Financial support for this work was provided by the Fonds de développement pédagogique from the Université du Québec à Rimouski.
Energetic metabolism and biochemical adaptation: A bird flight muscle model†
Article first published online: 3 NOV 2006
Copyright © 2006 International Union of Biochemistry and Molecular Biology, Inc.
Biochemistry and Molecular Biology Education
Volume 34, Issue 2, pages 125–128, March 2006
How to Cite
Rioux, P. and Blier, P. U. (2006), Energetic metabolism and biochemical adaptation: A bird flight muscle model. Biochem. Mol. Biol. Educ., 34: 125–128. doi: 10.1002/bmb.2006.49403402125

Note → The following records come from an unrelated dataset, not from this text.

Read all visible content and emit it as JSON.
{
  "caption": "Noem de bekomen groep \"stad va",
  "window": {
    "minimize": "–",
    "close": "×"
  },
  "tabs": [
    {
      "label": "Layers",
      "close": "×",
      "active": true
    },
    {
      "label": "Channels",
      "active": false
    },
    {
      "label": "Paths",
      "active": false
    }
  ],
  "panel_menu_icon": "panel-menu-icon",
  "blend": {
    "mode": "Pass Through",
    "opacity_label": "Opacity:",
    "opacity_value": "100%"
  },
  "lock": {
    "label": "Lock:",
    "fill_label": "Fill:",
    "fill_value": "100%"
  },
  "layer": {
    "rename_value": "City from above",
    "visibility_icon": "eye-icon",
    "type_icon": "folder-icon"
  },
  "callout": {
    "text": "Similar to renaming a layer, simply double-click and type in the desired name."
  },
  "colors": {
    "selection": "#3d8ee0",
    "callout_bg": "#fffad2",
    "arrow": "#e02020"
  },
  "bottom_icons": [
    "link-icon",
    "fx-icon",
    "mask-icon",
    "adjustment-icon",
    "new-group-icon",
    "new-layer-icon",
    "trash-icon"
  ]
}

- Issue published online: 3 NOV 2006
- Article first published online: 3 NOV 2006
- Manuscript Revised: 2 DEC 2005
- Manuscript Received: 2 NOV 2004

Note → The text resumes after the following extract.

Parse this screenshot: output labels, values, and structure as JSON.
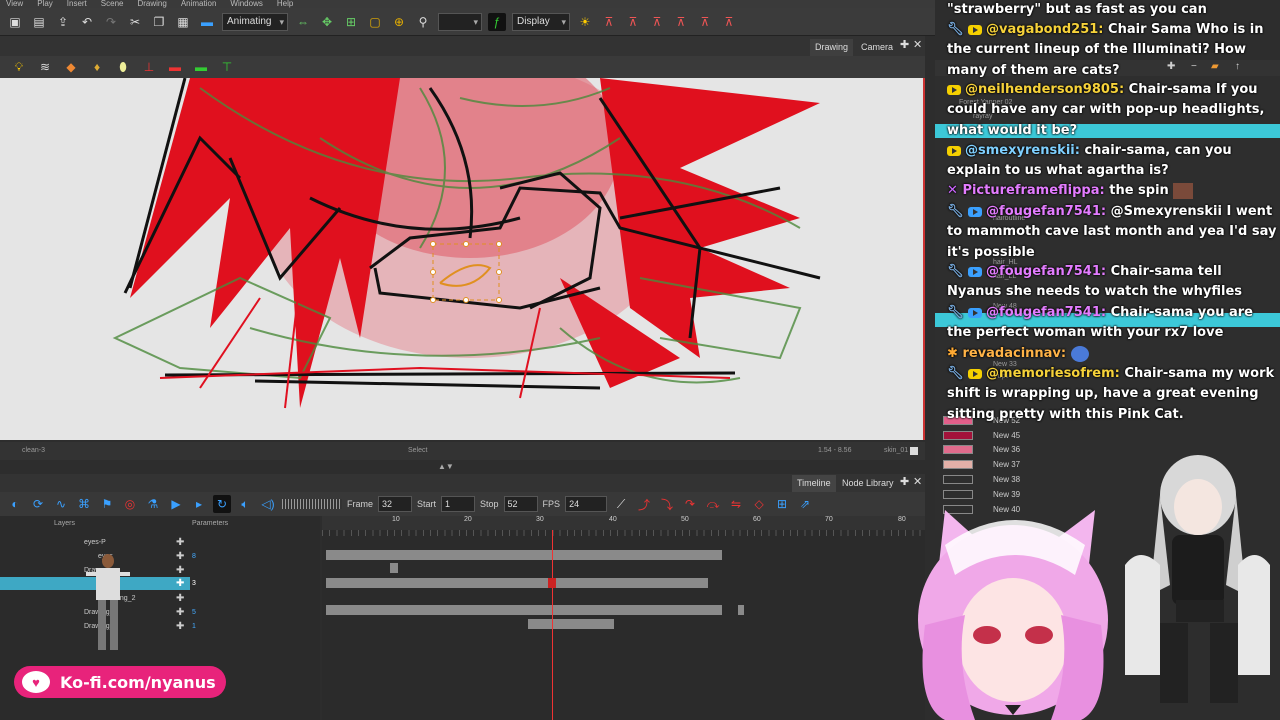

- Metabolic enzymes;
- cytochrome c oxidase;
- lactate dehydrogenase;
- bird pectoral muscle
The main objective of this class experiment is to measure the activity of two metabolic enzymes in crude extract from bird pectoral muscle and to relate the differences to their mode of locomotion and ecology. The laboratory is adapted to stimulate the interest of wildlife management students to biochemistry. The enzymatic activities of cytochrome c oxidase and lactate dehydrogenase are measured in pectoral muscle of black duck and ring-necked pheasant. The black ducks have a high cytochrome c oxidase/lactate dehydrogenase (LDH) ratio, which reflects high aerobic capacity required for sustained and long distance flight. The low cytochrome c oxidase/LDH ratio in ring-necked pheasants and high level of LDH activity suggest that this bird can only support short bursts of flight, which may be related to his strategy of predator avoidance.